A curved lounge chair with light wood base and a basket weave of cream-colored cotton strips.
The iconic lounge chair and ottoman.
Photos via Knoll

Jens Risom, the Danish-American furniture designer who brought Scandinavian design to prominence in the United States with the introduction of his webbed lounge chair in 1941, died at his home in New Canaan, Connecticut on December 9. He was 100.

The son of prominent Danish architect Sven Risom, the younger Risom, who is oft-regarded as a founding father of midcentury design in America, studied at the Copenhagen School of Industrial Arts and Design alongside Hans J. Wegner. In 1939, he came to the States via New York City to study American design, then teamed up with Hans Knoll a few years later to launch the Knoll furniture company, for which he created 15 of the 20 pieces in the inaugural collection. After a stint in the U.S. Army during World War II, Risom returned to Knoll before establishing his own studio, Jens Risom Design, in 1946.

Risom is best known for the now-iconic lounge chair, which he developed using scraps of wood and rejected nylon straps from parachute production. The chair features a curved wooden frame whose back rest and seat are formed by a tight basket weave of heavy-duty cotton straps. It is still available today from Knoll and Design Within Reach, along with several other designs including an ottoman, desk, and table.

In 1961, Risom was featured in a Playboy magazine profile titled “Design for Living” with fellow midcentury designers Charles Eames, Harry Bertoia, Eero Saarinen, Edward Wormley, and George Nelson.
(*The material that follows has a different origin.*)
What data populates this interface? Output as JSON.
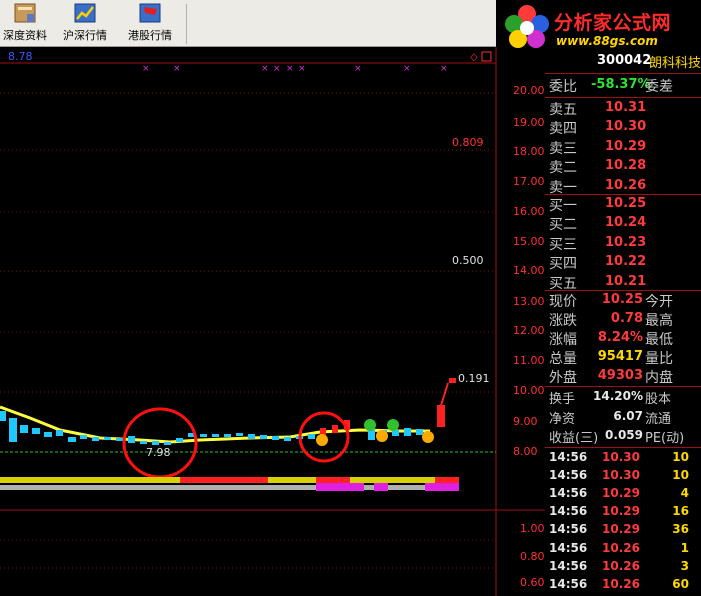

Watch a video interview with the designer below.

From the 1961 Playboy feature. Risom is on the far right.
Photo via Dezeen

Via: Dezeen